Want to boost your weight loss and your energy levels? Co-enzyme Q10 could be the answer
Did you know your body has its very own ‘energy sparkplug’? It’s a natural chemical compound known as coenzyme-Q10, or co-Q10, and it’s found in every cell in your body. It helps to boost your energy levels, aid cell growth and ensure your body can turn food into energy – among other benefits.
If you find it difficult to summon the energy to run a few miles or hit the gym your supply of natural energy could be running low. The amount of co-Q10 your body can produce declines with age and a deficiency could contribute to lower energy levels and a slower metabolism – meaning fewer trips to the gym.
Fitness guru Dominic Knight, who runs a clinic in London’s Harley Street, says there are some promising studies that have shown a slowing in the progression of ageing in people taking co-Q10. ‘While it may seem too good to be true that the secret to weight loss could be found in a pill, there is a possibility that this is the case when it comes to coenzyme-Q10,’ he says.
‘Co-Q10’s effects on weight loss can be attributed to its ability to generate cellular energy, boosting your metabolism and helping you reach a healthy weight. Co-Q10 increases your body’s ability to convert food into energy, as well as regulating the fats and sugars found in your blood. The supplement also proves more effective when taken in conjunction with a healthy diet and exercise programme,’ says Dominic. So if your weight loss needs a helping hand, look no further.
Menopause and migraines
Studies have also shown that co-Q10 could help to reduce the frequency and intensity of migraines. One study found 61.3 per cent of the patients in a trial achieved at least a 50 per cent reduction in frequency of migraine attacks – great if you’re susceptible to this pesky ailment.

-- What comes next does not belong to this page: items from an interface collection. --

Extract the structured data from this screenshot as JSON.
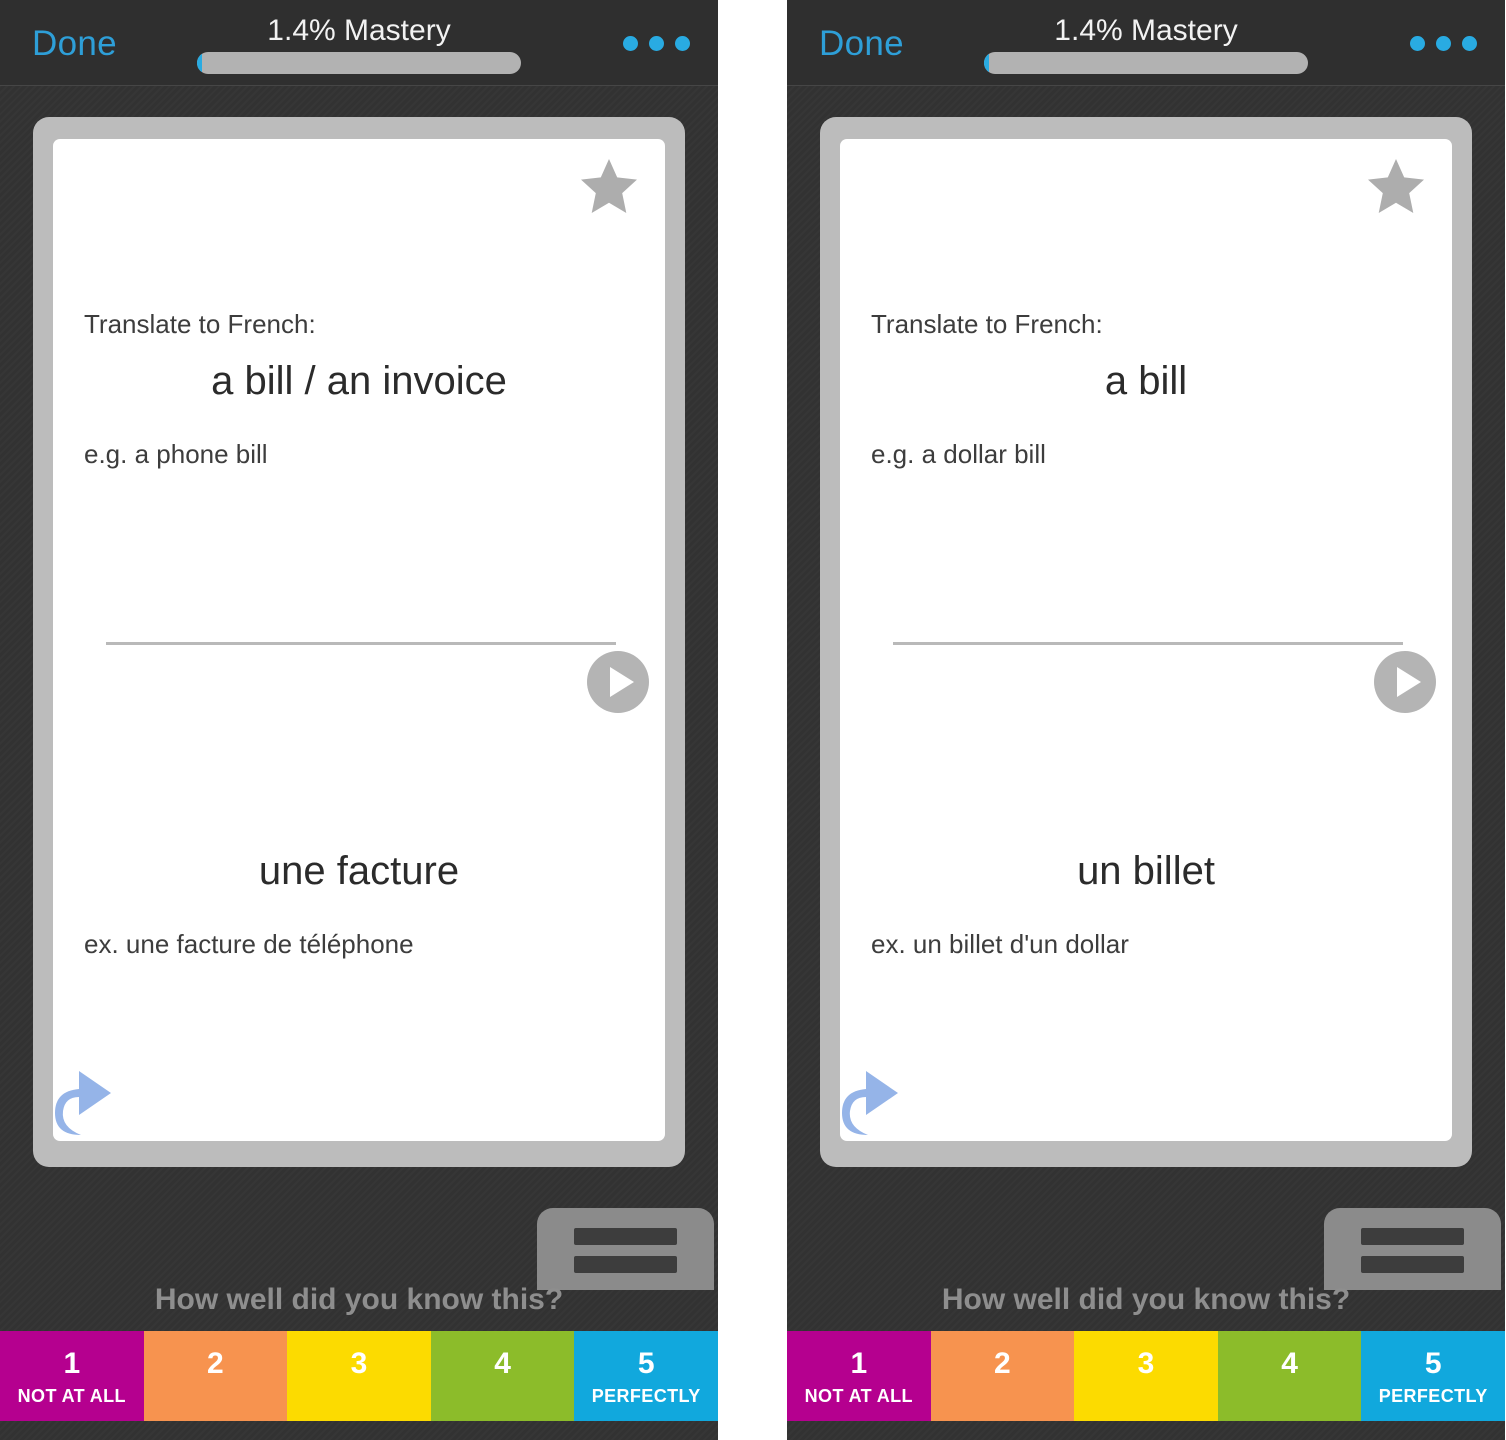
{
  "app": {
    "background_color": "#333333",
    "header_color": "#2f2f2f",
    "accent_color": "#29abe2"
  },
  "panels": [
    {
      "header": {
        "done_label": "Done",
        "mastery_label": "1.4% Mastery",
        "progress_percent": 1.4,
        "overflow_menu_name": "more-options"
      },
      "card": {
        "starred": true,
        "prompt_label": "Translate to French:",
        "term": "a bill / an invoice",
        "term_example": "e.g. a phone bill",
        "answer": "une facture",
        "answer_example": "ex. une facture de téléphone",
        "audio_button_name": "play-audio"
      },
      "footer": {
        "question": "How well did you know this?",
        "ratings": [
          {
            "number": "1",
            "sublabel": "NOT AT ALL",
            "color": "#b5008f"
          },
          {
            "number": "2",
            "sublabel": "",
            "color": "#f7934f"
          },
          {
            "number": "3",
            "sublabel": "",
            "color": "#fcdb00"
          },
          {
            "number": "4",
            "sublabel": "",
            "color": "#8cbc2a"
          },
          {
            "number": "5",
            "sublabel": "PERFECTLY",
            "color": "#11a8dd"
          }
        ]
      }
    },
    {
      "header": {
        "done_label": "Done",
        "mastery_label": "1.4% Mastery",
        "progress_percent": 1.4,
        "overflow_menu_name": "more-options"
      },
      "card": {
        "starred": true,
        "prompt_label": "Translate to French:",
        "term": "a bill",
        "term_example": "e.g. a dollar bill",
        "answer": "un billet",
        "answer_example": "ex. un billet d'un dollar",
        "audio_button_name": "play-audio"
      },
      "footer": {
        "question": "How well did you know this?",
        "ratings": [
          {
            "number": "1",
            "sublabel": "NOT AT ALL",
            "color": "#b5008f"
          },
          {
            "number": "2",
            "sublabel": "",
            "color": "#f7934f"
          },
          {
            "number": "3",
            "sublabel": "",
            "color": "#fcdb00"
          },
          {
            "number": "4",
            "sublabel": "",
            "color": "#8cbc2a"
          },
          {
            "number": "5",
            "sublabel": "PERFECTLY",
            "color": "#11a8dd"
          }
        ]
      }
    }
  ]
}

It is also common for menopausal and premenopausal women to suffer from migraines and co-Q10 could be a natural alternative to taking conventional medicine. What’s more, supplementing with co-Q10 could help to alleviate other menopausal symptoms, such as hot flushes, night sweats, headaches, and fatigue. So if you’re suffering, consider upping your intake through your diet or taking a supplement.
Sources of co-Q10
As your body’s ability to produce co-Q10 begins to decline we need to find it elsewhere. We can source it in our diet from foods such as red meat, oily fish, soybean oil and nuts, but a supplement can also be a good option for keeping energy levels up – try the co-Q10 supplement range from Healthspan, it contains no impurities and is easily absorbed.